*DATA SHOWN*.
════════════════════

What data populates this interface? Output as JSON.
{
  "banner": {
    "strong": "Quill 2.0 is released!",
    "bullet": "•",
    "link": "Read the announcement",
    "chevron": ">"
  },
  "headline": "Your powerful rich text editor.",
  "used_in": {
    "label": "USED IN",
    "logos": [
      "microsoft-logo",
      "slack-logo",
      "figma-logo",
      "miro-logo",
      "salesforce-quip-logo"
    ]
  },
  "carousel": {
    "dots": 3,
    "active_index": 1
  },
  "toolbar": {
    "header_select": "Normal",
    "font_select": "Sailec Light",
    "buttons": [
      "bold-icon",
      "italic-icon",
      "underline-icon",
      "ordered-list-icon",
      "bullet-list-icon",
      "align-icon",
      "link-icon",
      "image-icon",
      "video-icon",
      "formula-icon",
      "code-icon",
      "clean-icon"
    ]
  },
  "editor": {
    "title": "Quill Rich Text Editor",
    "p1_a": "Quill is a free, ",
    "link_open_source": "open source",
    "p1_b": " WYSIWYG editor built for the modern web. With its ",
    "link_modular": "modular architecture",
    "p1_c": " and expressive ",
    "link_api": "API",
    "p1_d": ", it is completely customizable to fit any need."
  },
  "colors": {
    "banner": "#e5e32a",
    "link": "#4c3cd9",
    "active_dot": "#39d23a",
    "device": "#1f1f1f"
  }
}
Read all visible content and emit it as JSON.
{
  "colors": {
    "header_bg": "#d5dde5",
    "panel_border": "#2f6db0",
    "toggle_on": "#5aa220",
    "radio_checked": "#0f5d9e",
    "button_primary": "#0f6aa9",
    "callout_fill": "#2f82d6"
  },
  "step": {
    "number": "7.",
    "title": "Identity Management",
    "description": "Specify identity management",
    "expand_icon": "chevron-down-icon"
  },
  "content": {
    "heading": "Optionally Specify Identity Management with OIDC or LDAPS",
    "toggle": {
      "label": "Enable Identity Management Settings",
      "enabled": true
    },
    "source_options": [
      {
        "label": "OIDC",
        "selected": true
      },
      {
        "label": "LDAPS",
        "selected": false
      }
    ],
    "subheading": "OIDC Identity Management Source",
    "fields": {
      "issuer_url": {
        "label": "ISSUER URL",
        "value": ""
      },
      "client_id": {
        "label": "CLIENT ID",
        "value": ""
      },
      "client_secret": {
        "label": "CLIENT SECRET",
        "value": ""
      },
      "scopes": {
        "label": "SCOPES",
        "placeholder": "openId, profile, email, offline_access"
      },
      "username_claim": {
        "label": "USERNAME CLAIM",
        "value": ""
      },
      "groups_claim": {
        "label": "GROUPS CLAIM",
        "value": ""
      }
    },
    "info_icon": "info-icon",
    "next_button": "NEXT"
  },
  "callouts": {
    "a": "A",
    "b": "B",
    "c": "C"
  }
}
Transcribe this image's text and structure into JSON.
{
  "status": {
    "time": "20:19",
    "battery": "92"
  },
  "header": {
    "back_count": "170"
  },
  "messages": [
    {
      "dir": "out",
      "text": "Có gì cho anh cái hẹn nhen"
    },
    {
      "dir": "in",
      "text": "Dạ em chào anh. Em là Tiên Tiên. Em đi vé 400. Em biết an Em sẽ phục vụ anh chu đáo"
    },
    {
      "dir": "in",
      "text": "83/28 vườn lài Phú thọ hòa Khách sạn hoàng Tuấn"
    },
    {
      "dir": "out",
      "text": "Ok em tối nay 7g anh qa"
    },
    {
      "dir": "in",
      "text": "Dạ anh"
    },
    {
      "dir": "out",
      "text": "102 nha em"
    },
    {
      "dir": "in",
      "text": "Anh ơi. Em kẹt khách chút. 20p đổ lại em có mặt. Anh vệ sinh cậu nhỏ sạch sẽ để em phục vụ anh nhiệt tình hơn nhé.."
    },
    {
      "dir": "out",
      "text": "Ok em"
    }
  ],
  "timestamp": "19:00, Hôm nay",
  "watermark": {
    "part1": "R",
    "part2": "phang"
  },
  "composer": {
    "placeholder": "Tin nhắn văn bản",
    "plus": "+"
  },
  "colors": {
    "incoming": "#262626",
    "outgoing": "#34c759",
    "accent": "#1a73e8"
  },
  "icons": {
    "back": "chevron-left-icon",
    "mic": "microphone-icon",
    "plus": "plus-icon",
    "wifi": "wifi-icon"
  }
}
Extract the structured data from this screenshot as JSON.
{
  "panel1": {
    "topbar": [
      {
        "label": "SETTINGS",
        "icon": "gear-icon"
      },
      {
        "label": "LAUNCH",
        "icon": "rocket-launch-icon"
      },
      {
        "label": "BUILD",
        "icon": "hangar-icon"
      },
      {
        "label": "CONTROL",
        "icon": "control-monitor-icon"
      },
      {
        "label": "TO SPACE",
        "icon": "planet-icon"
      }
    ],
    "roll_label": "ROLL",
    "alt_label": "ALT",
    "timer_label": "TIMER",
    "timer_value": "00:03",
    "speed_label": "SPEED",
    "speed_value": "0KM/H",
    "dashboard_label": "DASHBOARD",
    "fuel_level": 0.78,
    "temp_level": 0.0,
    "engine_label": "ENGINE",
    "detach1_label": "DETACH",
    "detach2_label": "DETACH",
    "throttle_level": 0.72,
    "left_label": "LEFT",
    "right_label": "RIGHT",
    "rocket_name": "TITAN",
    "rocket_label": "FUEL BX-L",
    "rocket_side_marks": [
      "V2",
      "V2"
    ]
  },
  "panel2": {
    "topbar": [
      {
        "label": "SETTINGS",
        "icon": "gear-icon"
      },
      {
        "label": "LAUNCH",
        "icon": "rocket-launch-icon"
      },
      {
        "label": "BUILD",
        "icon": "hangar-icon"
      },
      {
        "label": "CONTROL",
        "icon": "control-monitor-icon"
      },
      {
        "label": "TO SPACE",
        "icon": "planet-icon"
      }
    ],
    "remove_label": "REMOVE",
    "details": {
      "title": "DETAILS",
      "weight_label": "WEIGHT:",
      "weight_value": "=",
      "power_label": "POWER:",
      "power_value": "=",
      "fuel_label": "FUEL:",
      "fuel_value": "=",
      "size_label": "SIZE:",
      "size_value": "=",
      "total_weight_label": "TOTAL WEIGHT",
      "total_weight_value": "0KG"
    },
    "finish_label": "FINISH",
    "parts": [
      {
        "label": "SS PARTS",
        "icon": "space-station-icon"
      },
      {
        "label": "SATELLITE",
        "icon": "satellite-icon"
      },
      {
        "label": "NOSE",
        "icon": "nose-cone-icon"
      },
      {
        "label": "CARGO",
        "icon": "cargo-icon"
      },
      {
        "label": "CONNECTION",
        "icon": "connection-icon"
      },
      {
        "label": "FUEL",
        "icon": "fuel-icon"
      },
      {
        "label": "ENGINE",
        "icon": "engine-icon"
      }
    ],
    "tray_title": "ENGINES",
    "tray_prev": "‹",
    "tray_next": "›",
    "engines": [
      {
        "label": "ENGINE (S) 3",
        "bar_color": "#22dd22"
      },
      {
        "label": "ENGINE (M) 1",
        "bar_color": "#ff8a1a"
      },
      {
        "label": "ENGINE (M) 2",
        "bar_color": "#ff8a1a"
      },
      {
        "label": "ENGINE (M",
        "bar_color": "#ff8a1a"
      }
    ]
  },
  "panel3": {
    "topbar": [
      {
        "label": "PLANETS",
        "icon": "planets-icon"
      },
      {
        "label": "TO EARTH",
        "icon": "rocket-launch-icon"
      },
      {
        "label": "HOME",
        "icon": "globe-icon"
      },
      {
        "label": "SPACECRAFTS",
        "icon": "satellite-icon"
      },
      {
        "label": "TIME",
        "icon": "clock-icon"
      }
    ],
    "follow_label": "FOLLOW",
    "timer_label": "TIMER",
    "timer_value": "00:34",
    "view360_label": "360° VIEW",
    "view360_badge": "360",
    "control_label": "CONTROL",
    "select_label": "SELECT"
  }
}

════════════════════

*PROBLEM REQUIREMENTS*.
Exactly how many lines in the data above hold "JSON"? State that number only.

*EXERCISE RESULT*.
4